_Data_:
*** Begin section ***
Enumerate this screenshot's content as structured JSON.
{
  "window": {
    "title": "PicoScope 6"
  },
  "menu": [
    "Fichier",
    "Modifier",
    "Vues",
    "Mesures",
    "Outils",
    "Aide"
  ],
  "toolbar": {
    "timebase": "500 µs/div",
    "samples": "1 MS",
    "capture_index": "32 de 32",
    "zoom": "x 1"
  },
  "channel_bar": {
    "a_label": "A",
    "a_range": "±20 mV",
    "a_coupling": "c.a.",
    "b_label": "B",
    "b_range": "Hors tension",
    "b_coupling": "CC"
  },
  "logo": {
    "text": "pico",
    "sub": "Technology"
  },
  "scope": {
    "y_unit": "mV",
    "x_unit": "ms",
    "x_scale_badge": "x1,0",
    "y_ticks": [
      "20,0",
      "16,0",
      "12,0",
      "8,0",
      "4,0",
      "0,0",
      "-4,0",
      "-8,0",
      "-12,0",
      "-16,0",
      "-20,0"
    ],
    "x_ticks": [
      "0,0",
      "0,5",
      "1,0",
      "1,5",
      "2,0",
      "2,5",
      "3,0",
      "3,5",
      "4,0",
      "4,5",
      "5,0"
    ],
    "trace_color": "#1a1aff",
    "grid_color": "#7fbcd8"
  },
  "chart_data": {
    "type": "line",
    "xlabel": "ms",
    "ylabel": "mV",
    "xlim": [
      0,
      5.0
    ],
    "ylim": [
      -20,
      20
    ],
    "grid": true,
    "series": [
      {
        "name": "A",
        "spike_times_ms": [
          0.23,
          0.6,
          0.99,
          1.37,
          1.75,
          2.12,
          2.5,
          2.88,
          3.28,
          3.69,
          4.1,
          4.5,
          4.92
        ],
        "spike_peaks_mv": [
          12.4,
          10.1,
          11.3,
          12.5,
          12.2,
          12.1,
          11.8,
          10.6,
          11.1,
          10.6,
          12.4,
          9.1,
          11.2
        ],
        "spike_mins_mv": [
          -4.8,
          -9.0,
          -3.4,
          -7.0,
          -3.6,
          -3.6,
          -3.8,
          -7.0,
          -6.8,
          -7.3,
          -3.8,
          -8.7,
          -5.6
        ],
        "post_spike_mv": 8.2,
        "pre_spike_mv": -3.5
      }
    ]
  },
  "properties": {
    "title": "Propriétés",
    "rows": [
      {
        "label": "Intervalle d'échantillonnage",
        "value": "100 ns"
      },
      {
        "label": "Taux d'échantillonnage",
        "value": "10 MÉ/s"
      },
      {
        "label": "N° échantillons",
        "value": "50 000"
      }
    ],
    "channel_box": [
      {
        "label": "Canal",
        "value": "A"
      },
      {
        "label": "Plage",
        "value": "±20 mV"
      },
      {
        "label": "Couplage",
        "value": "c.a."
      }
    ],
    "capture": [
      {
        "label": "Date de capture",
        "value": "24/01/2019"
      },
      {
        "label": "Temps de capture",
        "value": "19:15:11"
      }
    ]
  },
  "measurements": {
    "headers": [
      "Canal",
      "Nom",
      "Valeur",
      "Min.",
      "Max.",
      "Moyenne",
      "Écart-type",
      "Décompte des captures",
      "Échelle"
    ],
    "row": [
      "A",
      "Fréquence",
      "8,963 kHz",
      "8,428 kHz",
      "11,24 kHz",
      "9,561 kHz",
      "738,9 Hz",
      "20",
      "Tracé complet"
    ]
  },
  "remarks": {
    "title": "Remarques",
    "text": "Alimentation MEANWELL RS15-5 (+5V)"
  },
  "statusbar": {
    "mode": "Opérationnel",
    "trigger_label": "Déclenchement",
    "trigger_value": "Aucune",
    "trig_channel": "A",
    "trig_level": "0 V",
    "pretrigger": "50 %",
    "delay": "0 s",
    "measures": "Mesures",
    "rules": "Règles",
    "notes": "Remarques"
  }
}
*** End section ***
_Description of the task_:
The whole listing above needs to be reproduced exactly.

_Answer space_:
Enumerate this screenshot's content as structured JSON.
{
  "window": {
    "title": "PicoScope 6"
  },
  "menu": [
    "Fichier",
    "Modifier",
    "Vues",
    "Mesures",
    "Outils",
    "Aide"
  ],
  "toolbar": {
    "timebase": "500 µs/div",
    "samples": "1 MS",
    "capture_index": "32 de 32",
    "zoom": "x 1"
  },
  "channel_bar": {
    "a_label": "A",
    "a_range": "±20 mV",
    "a_coupling": "c.a.",
    "b_label": "B",
    "b_range": "Hors tension",
    "b_coupling": "CC"
  },
  "logo": {
    "text": "pico",
    "sub": "Technology"
  },
  "scope": {
    "y_unit": "mV",
    "x_unit": "ms",
    "x_scale_badge": "x1,0",
    "y_ticks": [
      "20,0",
      "16,0",
      "12,0",
      "8,0",
      "4,0",
      "0,0",
      "-4,0",
      "-8,0",
      "-12,0",
      "-16,0",
      "-20,0"
    ],
    "x_ticks": [
      "0,0",
      "0,5",
      "1,0",
      "1,5",
      "2,0",
      "2,5",
      "3,0",
      "3,5",
      "4,0",
      "4,5",
      "5,0"
    ],
    "trace_color": "#1a1aff",
    "grid_color": "#7fbcd8"
  },
  "chart_data": {
    "type": "line",
    "xlabel": "ms",
    "ylabel": "mV",
    "xlim": [
      0,
      5.0
    ],
    "ylim": [
      -20,
      20
    ],
    "grid": true,
    "series": [
      {
        "name": "A",
        "spike_times_ms": [
          0.23,
          0.6,
          0.99,
          1.37,
          1.75,
          2.12,
          2.5,
          2.88,
          3.28,
          3.69,
          4.1,
          4.5,
          4.92
        ],
        "spike_peaks_mv": [
          12.4,
          10.1,
          11.3,
          12.5,
          12.2,
          12.1,
          11.8,
          10.6,
          11.1,
          10.6,
          12.4,
          9.1,
          11.2
        ],
        "spike_mins_mv": [
          -4.8,
          -9.0,
          -3.4,
          -7.0,
          -3.6,
          -3.6,
          -3.8,
          -7.0,
          -6.8,
          -7.3,
          -3.8,
          -8.7,
          -5.6
        ],
        "post_spike_mv": 8.2,
        "pre_spike_mv": -3.5
      }
    ]
  },
  "properties": {
    "title": "Propriétés",
    "rows": [
      {
        "label": "Intervalle d'échantillonnage",
        "value": "100 ns"
      },
      {
        "label": "Taux d'échantillonnage",
        "value": "10 MÉ/s"
      },
      {
        "label": "N° échantillons",
        "value": "50 000"
      }
    ],
    "channel_box": [
      {
        "label": "Canal",
        "value": "A"
      },
      {
        "label": "Plage",
        "value": "±20 mV"
      },
      {
        "label": "Couplage",
        "value": "c.a."
      }
    ],
    "capture": [
      {
        "label": "Date de capture",
        "value": "24/01/2019"
      },
      {
        "label": "Temps de capture",
        "value": "19:15:11"
      }
    ]
  },
  "measurements": {
    "headers": [
      "Canal",
      "Nom",
      "Valeur",
      "Min.",
      "Max.",
      "Moyenne",
      "Écart-type",
      "Décompte des captures",
      "Échelle"
    ],
    "row": [
      "A",
      "Fréquence",
      "8,963 kHz",
      "8,428 kHz",
      "11,24 kHz",
      "9,561 kHz",
      "738,9 Hz",
      "20",
      "Tracé complet"
    ]
  },
  "remarks": {
    "title": "Remarques",
    "text": "Alimentation MEANWELL RS15-5 (+5V)"
  },
  "statusbar": {
    "mode": "Opérationnel",
    "trigger_label": "Déclenchement",
    "trigger_value": "Aucune",
    "trig_channel": "A",
    "trig_level": "0 V",
    "pretrigger": "50 %",
    "delay": "0 s",
    "measures": "Mesures",
    "rules": "Règles",
    "notes": "Remarques"
  }
}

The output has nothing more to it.